Businesses sign on to make voting easier for workers


A growing number of U.S. companies are pledging to give workers time off to vote in the presidential election this November, an effort that’s gaining steam despite the government’s reluctance to make Election Day a federal holiday.

Starbucks said Thursday it will give its 200,000 U.S. employees flexibility on Election Day, encouraging them to plan ahead with managers and schedule time to vote or volunteer at polling places. The Starbucks app will also help customers learn how to register to vote, the company said.

Walmart says it will give its 1.5 million U.S. workers up to three hours paid time off to vote. Apple is giving workers four hours off. Coca-Cola, Twitter, Cisco and Uber are giving employees the day off.

“No American should have to choose between earning a paycheck and voting,” said PayPal President and CEO Dan Schulman.

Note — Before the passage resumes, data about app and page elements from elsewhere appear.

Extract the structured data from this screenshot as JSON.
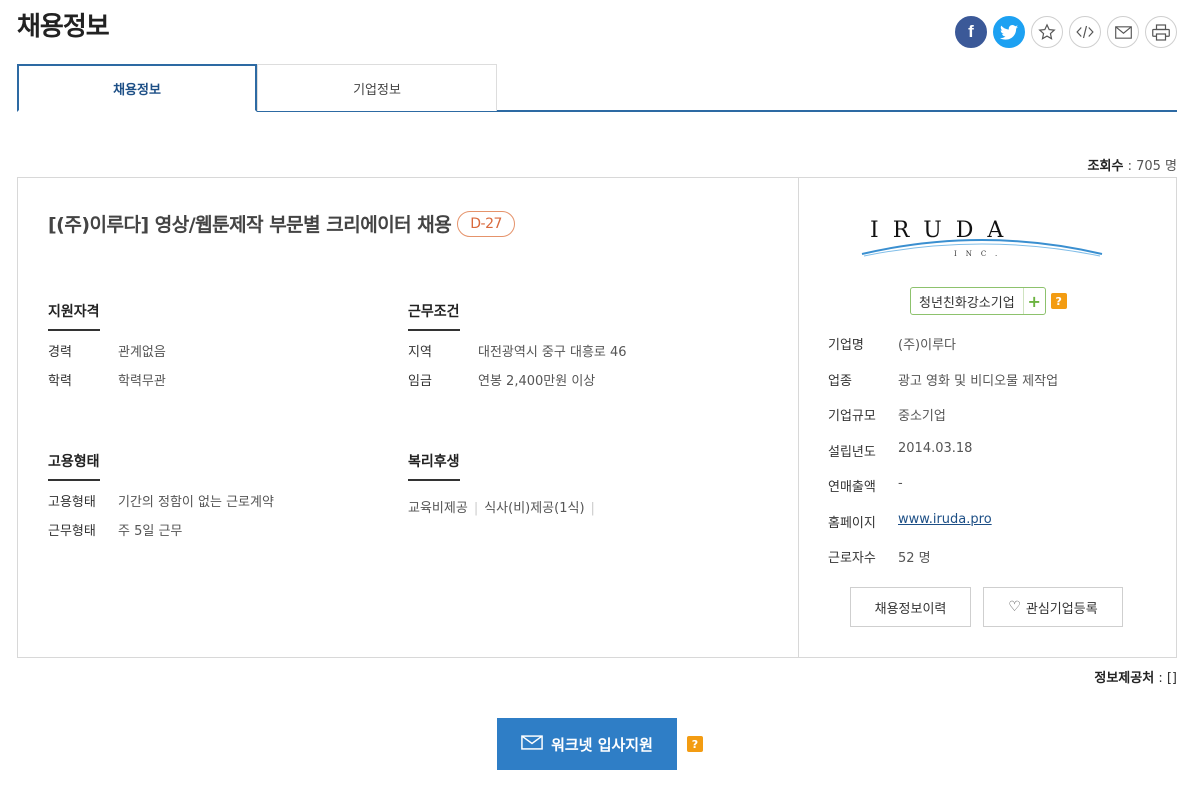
{
  "page": {
    "title": "채용정보"
  },
  "share": {
    "facebook": "f",
    "icons": [
      "facebook-icon",
      "twitter-icon",
      "star-icon",
      "code-icon",
      "mail-icon",
      "print-icon"
    ]
  },
  "tabs": [
    {
      "label": "채용정보",
      "active": true
    },
    {
      "label": "기업정보",
      "active": false
    }
  ],
  "views": {
    "label": "조회수",
    "sep": " : ",
    "value": "705 명"
  },
  "job": {
    "title": "[(주)이루다] 영상/웹툰제작 부문별 크리에이터 채용",
    "dday": "D-27"
  },
  "qualification": {
    "title": "지원자격",
    "rows": [
      {
        "k": "경력",
        "v": "관계없음"
      },
      {
        "k": "학력",
        "v": "학력무관"
      }
    ]
  },
  "conditions": {
    "title": "근무조건",
    "rows": [
      {
        "k": "지역",
        "v": "대전광역시 중구 대흥로 46"
      },
      {
        "k": "임금",
        "v": "연봉 2,400만원 이상"
      }
    ]
  },
  "employment": {
    "title": "고용형태",
    "rows": [
      {
        "k": "고용형태",
        "v": "기간의 정함이 없는 근로계약"
      },
      {
        "k": "근무형태",
        "v": "주 5일 근무"
      }
    ]
  },
  "welfare": {
    "title": "복리후생",
    "items": [
      "교육비제공",
      "식사(비)제공(1식)"
    ]
  },
  "company": {
    "logo_letters": "IRUDA",
    "logo_inc": "INC.",
    "badge": "청년친화강소기업",
    "badge_plus": "+",
    "help": "?",
    "rows": [
      {
        "k": "기업명",
        "v": "(주)이루다"
      },
      {
        "k": "업종",
        "v": "광고 영화 및 비디오물 제작업"
      },
      {
        "k": "기업규모",
        "v": "중소기업"
      },
      {
        "k": "설립년도",
        "v": "2014.03.18"
      },
      {
        "k": "연매출액",
        "v": "-"
      },
      {
        "k": "홈페이지",
        "v": "www.iruda.pro"
      },
      {
        "k": "근로자수",
        "v": "52 명"
      }
    ],
    "btn_history": "채용정보이력",
    "btn_favorite": "관심기업등록"
  },
  "source": {
    "label": "정보제공처",
    "sep": " : ",
    "value": "[]"
  },
  "apply": {
    "label": "워크넷 입사지원",
    "help": "?"
  },
  "colors": {
    "accent": "#2d6aa3",
    "apply": "#2f7ec6",
    "dday": "#d9693c",
    "badge": "#8dc26d",
    "help": "#f39c12"
  }
}
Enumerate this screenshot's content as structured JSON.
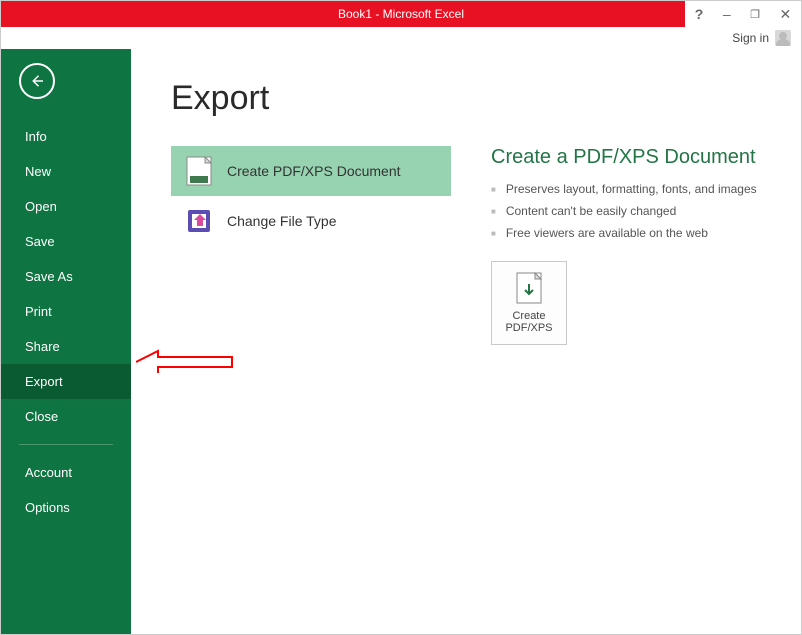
{
  "titlebar": {
    "title": "Book1 - Microsoft Excel"
  },
  "signin": {
    "label": "Sign in"
  },
  "sidebar": {
    "items": [
      {
        "label": "Info"
      },
      {
        "label": "New"
      },
      {
        "label": "Open"
      },
      {
        "label": "Save"
      },
      {
        "label": "Save As"
      },
      {
        "label": "Print"
      },
      {
        "label": "Share"
      },
      {
        "label": "Export"
      },
      {
        "label": "Close"
      }
    ],
    "footer": [
      {
        "label": "Account"
      },
      {
        "label": "Options"
      }
    ],
    "selected_index": 7
  },
  "page": {
    "title": "Export"
  },
  "export_options": [
    {
      "label": "Create PDF/XPS Document",
      "icon": "pdf"
    },
    {
      "label": "Change File Type",
      "icon": "filetype"
    }
  ],
  "export_selected_index": 0,
  "detail": {
    "heading": "Create a PDF/XPS Document",
    "bullets": [
      "Preserves layout, formatting, fonts, and images",
      "Content can't be easily changed",
      "Free viewers are available on the web"
    ],
    "button_line1": "Create",
    "button_line2": "PDF/XPS"
  }
}
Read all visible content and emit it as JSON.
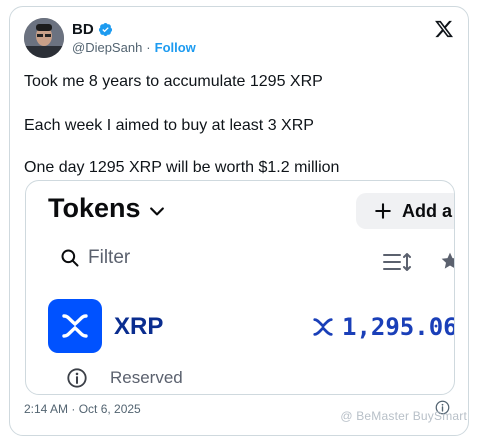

The idea isn’t entirely new. General Motors, Ford and FiatChrysler have given employees the day off to vote since 1999, when they agreed to the change in a contract with the United Auto Workers union. Patagonia gave its workers the day off starting in 2016.

But this year, the idea is gaining steam. Six hundred companies, including Lyft, Airbnb and Paramount, have signed on to ElectionDay.org, which asks companies to give employees time off to vote or distribute information on voting, including how to obtain mail-in ballots. It is not clear how many of those 600 are allowing time off versus distributing voting information.

ElectionDay.org — one of several groups asking companies to make voting pledges — is run by Vote.org, a nonpartisan group that tries to increase voter turnout.

In 2018, the first year it was active, ElectionDay.org had 150 companies sign up. This year, it hopes to sign 1,000 by November.

“There is a groundswell of interest coming out for this,” said Nora Gilbert, director of partnerships for Vote.org.

Gilbert said this summer’s Black Lives Matter protests and unease about social inequality may be part of the reason companies are taking a stand on voting.